I-Talks social entrepreneurship as the driver of universal health coverage

[vc_row nav_skin="light" consent_include="include"][vc_column css_animation=""][vc_image_caption aspect_ratio="4:3" style="style_1" caption_appear="caption_appear" skin="light" radius="0" title="FLARE PROVIDES EMERGENCY RESPONSE TO TAXIFY BODA RIDERS" description="" preloader="" css_animation=""][vc_column_text]I-TALKS plenary session organized by Villgro Kenya, Tangaza University and Social Enterprise Society of Kenya (SESOK) held on 5th April 2018 at Tangaza University College brought together key policy makers in government, investors, healthcare innovators and start-ups to discuss Social Entrepreneurship as the driver of Universal Health Coverage.

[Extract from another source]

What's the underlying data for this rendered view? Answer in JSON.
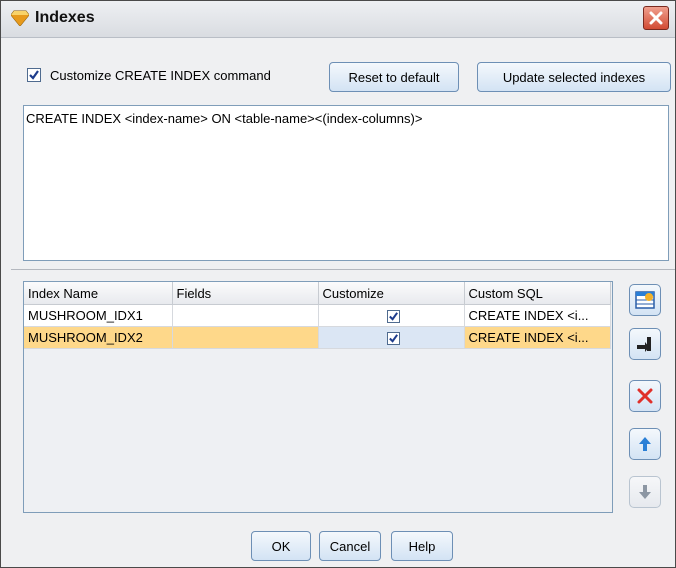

Universal healtlh Coverage is one of President Uhuru Kenyatta's key pillars of the Big Four Agenda  and for the country to realise it there has to be a working relationship between the government, academia and the private business community.

The panel chaired by Rob Beyer Chairman Villgro Kenya comprised of Florence Kimata SME Advisor Min. Industry, Trade and Co-operatives, Chacha Marwa CEO & Co-founder Enzi healthcare, Hiroki Ishida Investment Director AAIC, Bro. Jonas Dzinekou from Tangaza University College and Jessica Vernon from Maisha Meds.

Participants reviewed the current social entrepreneurship ecosystem, considered a number of challenges standing in the way of attaining Universal Health Coverage and provided a few insights on how to go about them.

Mr. Chacha Marwa was quick to bring up the challenge of strict government regulations. He said that the government needs to tone down on the number of licenses required to set up a social enterprise in the health sector,

"There is a lot of bureaucracy within government for anyone who wants to set up a social business focusing on health. For a clinic for example you'll need a license for the facility, the staff, the laboratory, the equipment and an array of many others clearance certificates all of which cost money, something start-ups do not have much of. This pushes start-ups to set up without necessarily formalising their business, the government needs to reduce the number of licenses required to set up businesses."

Florence Kimata the SME Advisor Ministry of Industry, Trade & Co-operatives reiterated the claims on start-ups being hesitant to formalise their businesses and that the effect was there was very little documentation for accurate data analysis. She hinted that the government was doing its best to create a conducive start-up environment given that Kenya came in 3rd after Rwanda in the ease of doing business in Africa but there was always room for improvement.

On the part of policies Florence added that the government is trying to come up with Policies that drive bigger companies to work with start ups in the area in a bid create employment, promote social impact and widen the networks of start-ups in Kenya. She also highlighted to governments plans to provide start-ups with funds from a central government fund.

Br. Jonas hinted on the dyfunctional relatioinship between the academia and the government was a major challenge adding that there has to be a working relationship if Universal Health Coverage and in a broader picture the SDG's are to be achieved. Training social entrepreneurs needs data which is vital for producing research, start-ups also rely heavily on the data generated for feasibility studies.

The opportunity for start-ups in Kenya to work closely with those in Japan was brought up by Hiroki Ishida of Asia Africa Investment & Consulting.

The closing remarks delivered by Dr. Robert Karanja, CEO of Villgro Kenya mentioned the innovation landscape and how start-ups can tap into incubators like Villgro Kenya to help advance towards Universal Health Coverage.[/vc_column_text][/vc_column][/vc_row]